[PER] ABSTRACT: We describe a learning progression for partial derivatives spanning virtually all undergraduate courses in calculus and physics.  Our learning progression begins with an idealized trajectory for students to follow as they learn partial derivatives, based on extensive discussion with content experts.  The learning trajectory does not consist solely of the content that students learn, but details a particular sequence of experiences that build on each other as students move from one course to another.  The overall trajectory includes a broad set of classroom activities designed to foster student learning using various strategies for interactive engagement.  We then empirically evaluate the learning progression by researching student understanding of partial derivatives at key points along the trajectory.
2d) Gire, Roundy, Manogue

Analogues in Thermodynamics: Legendre Transformations and the Partial Derivative Machine

Michael Vignal, Corinne A. Manogue, David Roundy, and Elizabeth Gire

[PER] Physics Education Research Group

3) Schellman

Deep Underground Neutrino Experiment (DUNE) Near to Far Neutrino Beam

Amit Bashyal & Heidi Schellman on behalf of the DUNE collaboration

[High-Energy Computational] Neutrino Group
ABSTRACT: The DUNE near detector will be used to characterize the LBNF neutrino beam and to predict the neutrino fluxes at the DUNE far detector. Because of the different detector locations with respect to the beam-line, energy spectra at the two detectors will be slightly different, even in the absence of neutrino oscillations. A method known as  the beam matrix method attempts to improve on the simple near/far ratio method of flux extrapolation by using a two dimensional map of near detector spectra to far detector spectra. I will show the impact of this method on neutrino flux predictions at the DUNE far detector
  Fun group facts: Students in our group both help build the next large neutrino experiment (DUNE) and analyze data from the MINERvA neutrino cross section experiment 300 ft below Fermilab in Batavia IL.  See for updates on what we are doing.

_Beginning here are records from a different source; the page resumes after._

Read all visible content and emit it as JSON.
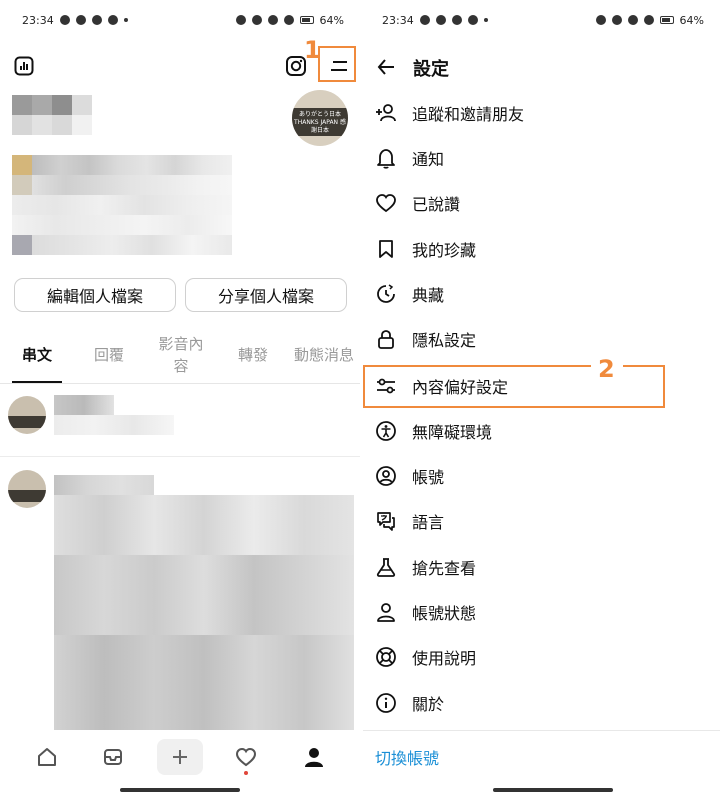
{
  "status_bar": {
    "time": "23:34",
    "battery": "64%"
  },
  "left": {
    "buttons": {
      "edit_profile": "編輯個人檔案",
      "share_profile": "分享個人檔案"
    },
    "tabs": [
      {
        "label": "串文",
        "active": true
      },
      {
        "label": "回覆",
        "active": false
      },
      {
        "label": "影音內容",
        "active": false
      },
      {
        "label": "轉發",
        "active": false
      },
      {
        "label": "動態消息",
        "active": false
      }
    ],
    "avatar_text": "ありがとう日本 THANKS JAPAN 感謝日本",
    "annotation_1": "1"
  },
  "right": {
    "title": "設定",
    "menu": [
      {
        "label": "追蹤和邀請朋友",
        "icon": "add-person-icon"
      },
      {
        "label": "通知",
        "icon": "bell-icon"
      },
      {
        "label": "已說讚",
        "icon": "heart-icon"
      },
      {
        "label": "我的珍藏",
        "icon": "bookmark-icon"
      },
      {
        "label": "典藏",
        "icon": "archive-clock-icon"
      },
      {
        "label": "隱私設定",
        "icon": "lock-icon"
      },
      {
        "label": "內容偏好設定",
        "icon": "sliders-icon"
      },
      {
        "label": "無障礙環境",
        "icon": "accessibility-icon"
      },
      {
        "label": "帳號",
        "icon": "account-circle-icon"
      },
      {
        "label": "語言",
        "icon": "language-icon"
      },
      {
        "label": "搶先查看",
        "icon": "flask-icon"
      },
      {
        "label": "帳號狀態",
        "icon": "person-icon"
      },
      {
        "label": "使用說明",
        "icon": "lifebuoy-icon"
      },
      {
        "label": "關於",
        "icon": "info-icon"
      }
    ],
    "switch_account": "切換帳號",
    "annotation_2": "2",
    "link_color": "#1a8fd6",
    "annotation_color": "#f08a3c"
  }
}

Instructions to Presenters

Please setup your poster in 328 on easels provided. Alternatively your poster may be affixed to walls using approved tape provided.